Record set
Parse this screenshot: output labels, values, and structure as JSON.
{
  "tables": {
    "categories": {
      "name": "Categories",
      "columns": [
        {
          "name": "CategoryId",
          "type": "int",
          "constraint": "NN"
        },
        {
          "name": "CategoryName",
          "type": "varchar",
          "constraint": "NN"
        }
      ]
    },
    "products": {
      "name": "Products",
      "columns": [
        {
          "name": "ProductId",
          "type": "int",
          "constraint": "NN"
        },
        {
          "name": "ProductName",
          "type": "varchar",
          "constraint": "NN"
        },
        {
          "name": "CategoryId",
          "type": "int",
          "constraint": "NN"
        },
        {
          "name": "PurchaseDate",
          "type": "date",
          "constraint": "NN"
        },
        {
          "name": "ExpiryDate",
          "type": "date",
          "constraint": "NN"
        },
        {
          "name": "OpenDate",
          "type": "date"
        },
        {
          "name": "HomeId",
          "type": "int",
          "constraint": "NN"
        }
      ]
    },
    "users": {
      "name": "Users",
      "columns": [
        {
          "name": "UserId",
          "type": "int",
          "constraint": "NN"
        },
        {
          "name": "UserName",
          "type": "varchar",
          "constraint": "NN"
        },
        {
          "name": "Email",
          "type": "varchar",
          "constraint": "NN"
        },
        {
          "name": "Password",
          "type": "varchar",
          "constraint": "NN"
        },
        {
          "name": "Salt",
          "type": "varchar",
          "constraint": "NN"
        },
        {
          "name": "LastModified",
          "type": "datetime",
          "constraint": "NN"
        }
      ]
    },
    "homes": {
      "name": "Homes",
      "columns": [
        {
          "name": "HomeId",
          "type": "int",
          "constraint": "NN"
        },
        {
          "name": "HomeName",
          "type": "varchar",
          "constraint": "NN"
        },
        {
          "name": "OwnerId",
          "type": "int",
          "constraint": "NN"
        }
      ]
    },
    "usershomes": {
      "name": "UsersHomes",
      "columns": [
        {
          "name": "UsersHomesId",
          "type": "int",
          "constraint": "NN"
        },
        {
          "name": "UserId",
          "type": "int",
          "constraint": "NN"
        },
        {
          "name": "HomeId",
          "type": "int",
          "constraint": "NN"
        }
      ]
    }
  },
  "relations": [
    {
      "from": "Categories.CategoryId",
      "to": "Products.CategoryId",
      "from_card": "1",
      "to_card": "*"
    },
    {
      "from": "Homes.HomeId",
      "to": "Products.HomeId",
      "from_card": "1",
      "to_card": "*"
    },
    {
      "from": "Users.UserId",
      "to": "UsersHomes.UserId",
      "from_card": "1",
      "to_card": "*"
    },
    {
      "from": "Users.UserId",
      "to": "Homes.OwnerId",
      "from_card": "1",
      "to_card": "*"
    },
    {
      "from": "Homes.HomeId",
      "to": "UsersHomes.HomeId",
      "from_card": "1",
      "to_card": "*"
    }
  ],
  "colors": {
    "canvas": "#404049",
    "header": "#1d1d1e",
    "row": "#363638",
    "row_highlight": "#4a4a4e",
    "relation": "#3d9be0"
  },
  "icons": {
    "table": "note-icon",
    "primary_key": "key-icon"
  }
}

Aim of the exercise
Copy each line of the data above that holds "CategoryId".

Problem solution
          "name": "CategoryId",
          "name": "CategoryId",
      "from": "Categories.CategoryId",
      "to": "Products.CategoryId",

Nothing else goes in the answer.